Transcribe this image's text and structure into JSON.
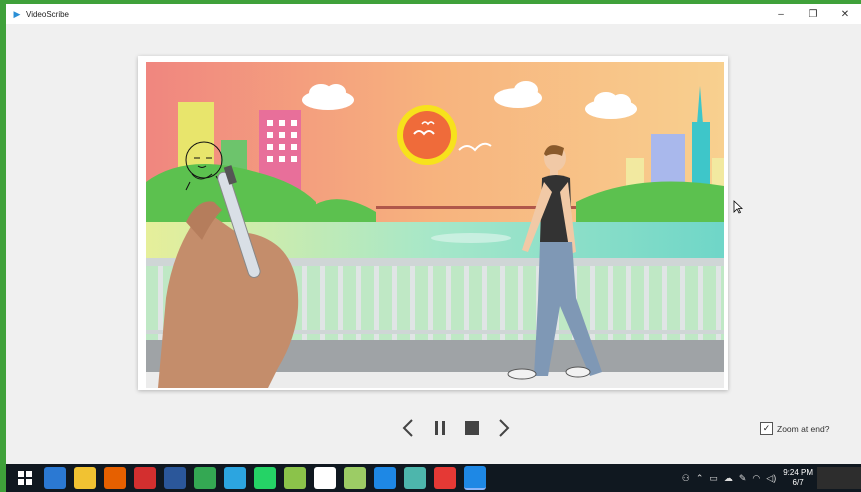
{
  "window": {
    "title": "VideoScribe",
    "app_icon": "videoscribe-icon"
  },
  "window_controls": {
    "minimize": "–",
    "restore": "❐",
    "close": "✕"
  },
  "playback": {
    "prev": "prev-icon",
    "pause": "pause-icon",
    "stop": "stop-icon",
    "next": "next-icon"
  },
  "zoom_checkbox": {
    "label": "Zoom at end?",
    "checked": true,
    "mark": "✓"
  },
  "taskbar": {
    "items": [
      {
        "name": "windows-start-icon",
        "color": "#ffffff"
      },
      {
        "name": "store-icon",
        "color": "#2b79d3"
      },
      {
        "name": "file-explorer-icon",
        "color": "#f1c232"
      },
      {
        "name": "firefox-icon",
        "color": "#e66000"
      },
      {
        "name": "pdf-app-icon",
        "color": "#d32f2f"
      },
      {
        "name": "word-icon",
        "color": "#2b579a"
      },
      {
        "name": "chrome-icon",
        "color": "#34a853"
      },
      {
        "name": "telegram-icon",
        "color": "#2ca5e0"
      },
      {
        "name": "whatsapp-icon",
        "color": "#25d366"
      },
      {
        "name": "chart-app-icon",
        "color": "#8bc34a"
      },
      {
        "name": "mail-icon",
        "color": "#ffffff"
      },
      {
        "name": "notepad-icon",
        "color": "#9ccc65"
      },
      {
        "name": "media-icon",
        "color": "#1e88e5"
      },
      {
        "name": "terminal-icon",
        "color": "#4db6ac"
      },
      {
        "name": "presenter-icon",
        "color": "#e53935"
      },
      {
        "name": "videoscribe-taskbar-icon",
        "color": "#1e88e5"
      }
    ]
  },
  "tray": {
    "time": "9:24 PM",
    "date": "6/7"
  },
  "colors": {
    "accent": "#1e88e5",
    "desktop_green": "#3fa13a",
    "taskbar": "#101820"
  }
}
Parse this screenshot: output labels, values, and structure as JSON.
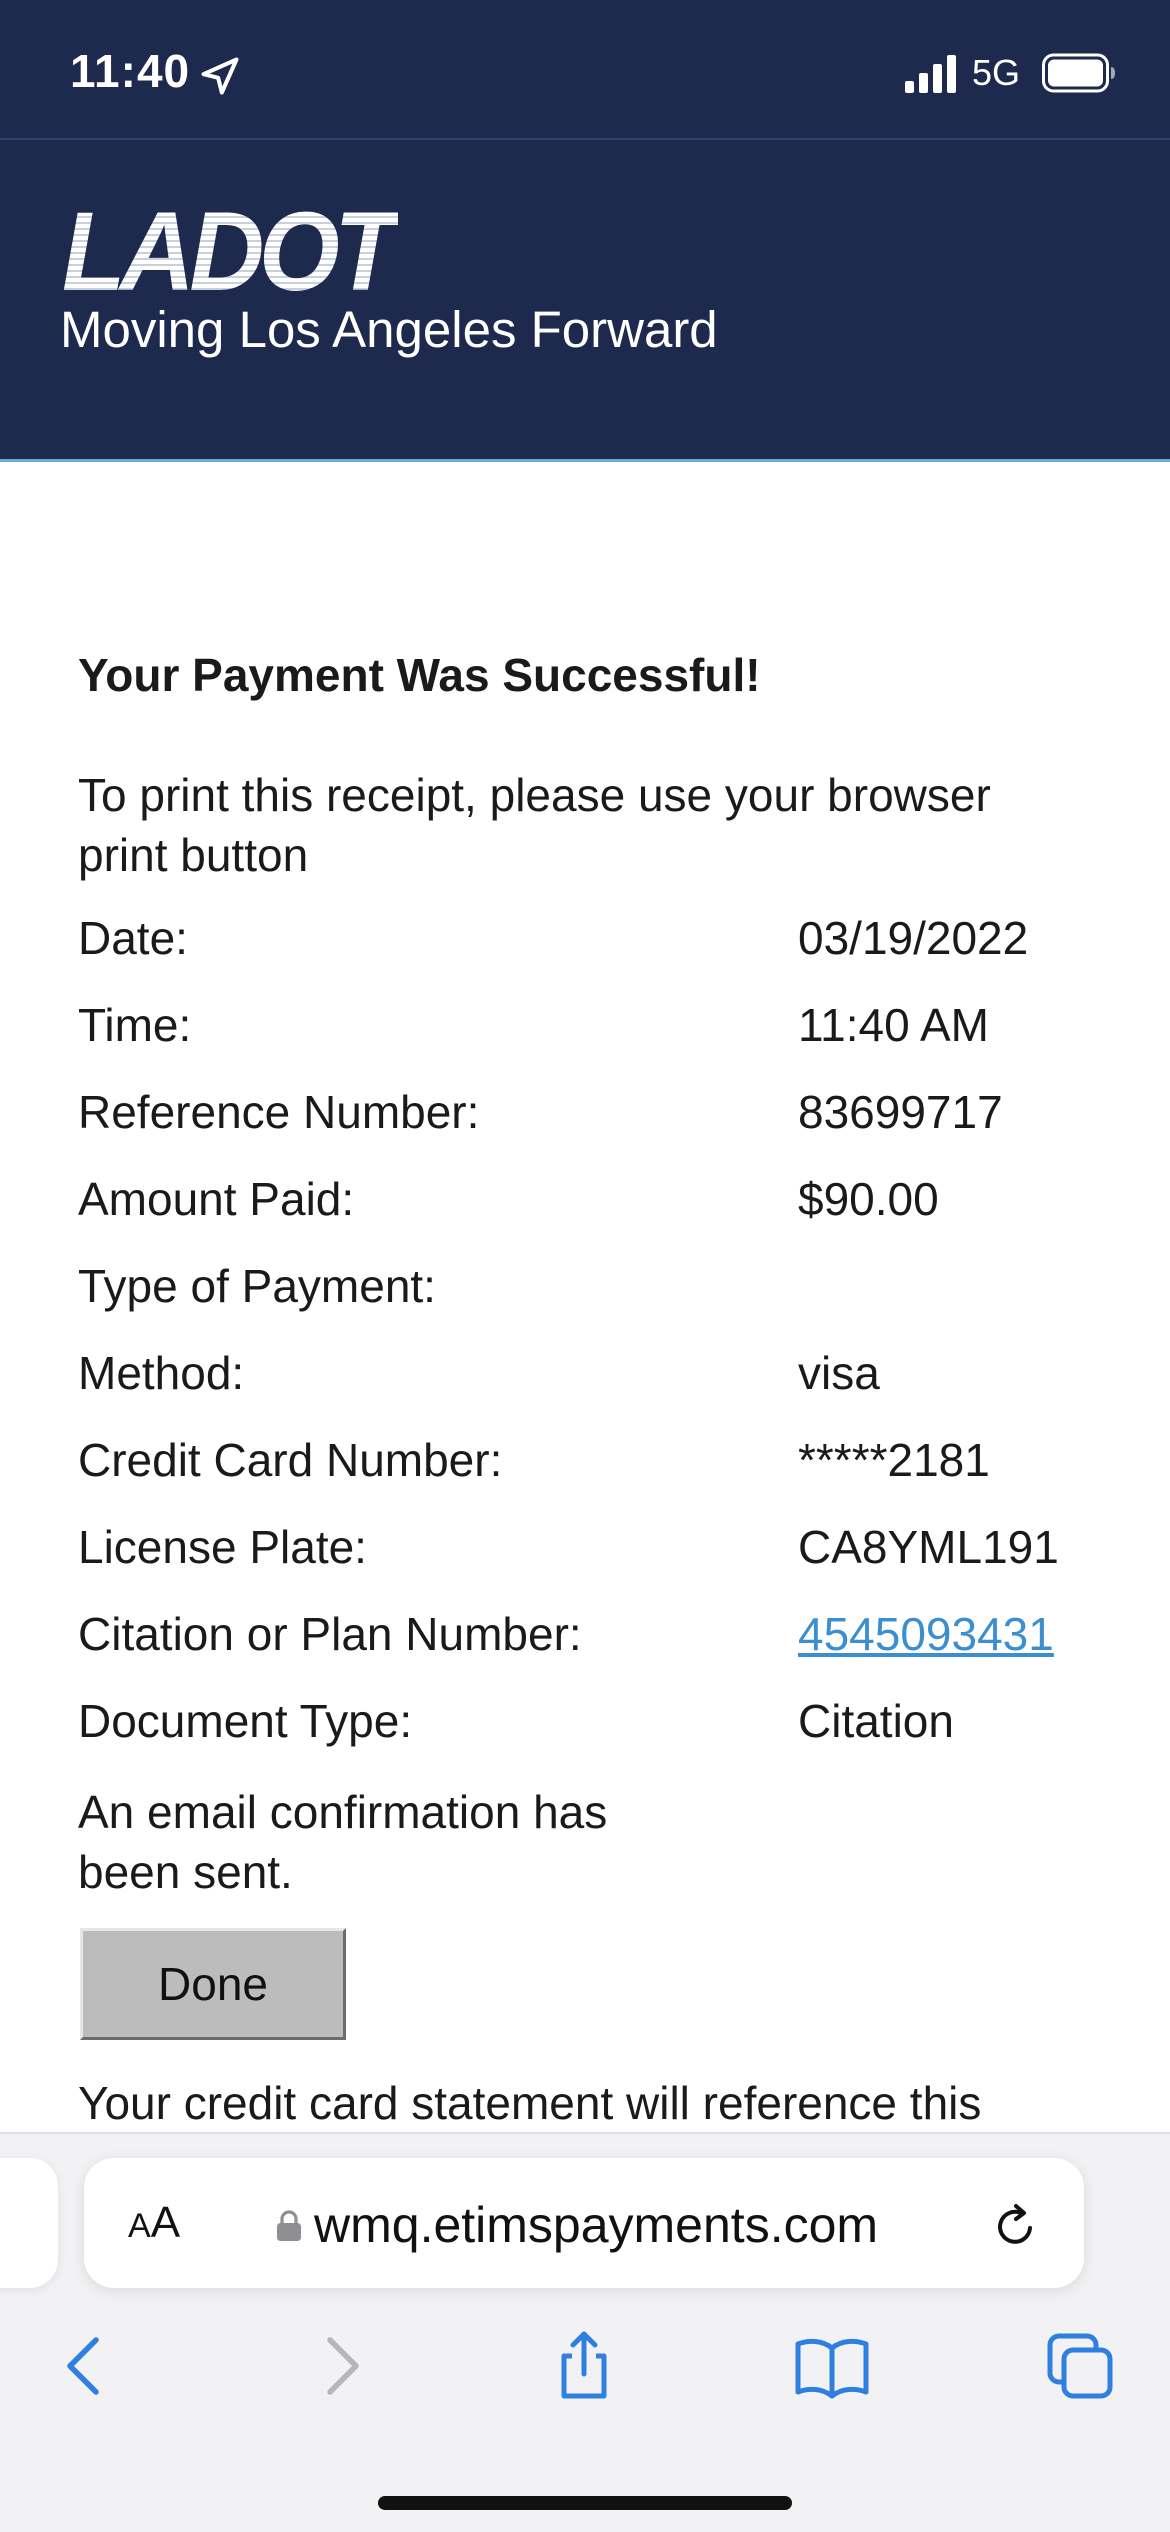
{
  "status_bar": {
    "time": "11:40",
    "network": "5G"
  },
  "header": {
    "logo_text": "LADOT",
    "tagline": "Moving Los Angeles Forward"
  },
  "receipt": {
    "headline": "Your Payment Was Successful!",
    "instruction": "To print this receipt, please use your browser print button",
    "rows": [
      {
        "label": "Date:",
        "value": "03/19/2022"
      },
      {
        "label": "Time:",
        "value": "11:40 AM"
      },
      {
        "label": "Reference Number:",
        "value": "83699717"
      },
      {
        "label": "Amount Paid:",
        "value": "$90.00"
      },
      {
        "label": "Type of Payment:",
        "value": ""
      },
      {
        "label": "Method:",
        "value": "visa"
      },
      {
        "label": "Credit Card Number:",
        "value": "*****2181"
      },
      {
        "label": "License Plate:",
        "value": "CA8YML191"
      },
      {
        "label": "Citation or Plan Number:",
        "value": "4545093431"
      },
      {
        "label": "Document Type:",
        "value": "Citation"
      }
    ],
    "email_note": "An email confirmation has been sent.",
    "done_label": "Done",
    "statement_note": "Your credit card statement will reference this"
  },
  "browser": {
    "aa_big": "A",
    "aa_small": "A",
    "url": "wmq.etimspayments.com"
  },
  "colors": {
    "header_bg": "#1e2a4d",
    "link": "#3b8fd0",
    "toolbar_active": "#2f7fe0",
    "toolbar_disabled": "#b5b5ba"
  },
  "icons": {
    "status": [
      "location-arrow-icon",
      "cellular-signal-icon",
      "battery-icon"
    ],
    "toolbar": [
      "back-icon",
      "forward-icon",
      "share-icon",
      "bookmarks-icon",
      "tabs-icon"
    ]
  }
}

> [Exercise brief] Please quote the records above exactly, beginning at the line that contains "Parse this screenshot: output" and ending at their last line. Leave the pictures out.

> [Answer box]
Parse this screenshot: output labels, values, and structure as JSON.
{
  "status_bar": {
    "time": "11:40",
    "network": "5G"
  },
  "header": {
    "logo_text": "LADOT",
    "tagline": "Moving Los Angeles Forward"
  },
  "receipt": {
    "headline": "Your Payment Was Successful!",
    "instruction": "To print this receipt, please use your browser print button",
    "rows": [
      {
        "label": "Date:",
        "value": "03/19/2022"
      },
      {
        "label": "Time:",
        "value": "11:40 AM"
      },
      {
        "label": "Reference Number:",
        "value": "83699717"
      },
      {
        "label": "Amount Paid:",
        "value": "$90.00"
      },
      {
        "label": "Type of Payment:",
        "value": ""
      },
      {
        "label": "Method:",
        "value": "visa"
      },
      {
        "label": "Credit Card Number:",
        "value": "*****2181"
      },
      {
        "label": "License Plate:",
        "value": "CA8YML191"
      },
      {
        "label": "Citation or Plan Number:",
        "value": "4545093431"
      },
      {
        "label": "Document Type:",
        "value": "Citation"
      }
    ],
    "email_note": "An email confirmation has been sent.",
    "done_label": "Done",
    "statement_note": "Your credit card statement will reference this"
  },
  "browser": {
    "aa_big": "A",
    "aa_small": "A",
    "url": "wmq.etimspayments.com"
  },
  "colors": {
    "header_bg": "#1e2a4d",
    "link": "#3b8fd0",
    "toolbar_active": "#2f7fe0",
    "toolbar_disabled": "#b5b5ba"
  },
  "icons": {
    "status": [
      "location-arrow-icon",
      "cellular-signal-icon",
      "battery-icon"
    ],
    "toolbar": [
      "back-icon",
      "forward-icon",
      "share-icon",
      "bookmarks-icon",
      "tabs-icon"
    ]
  }
}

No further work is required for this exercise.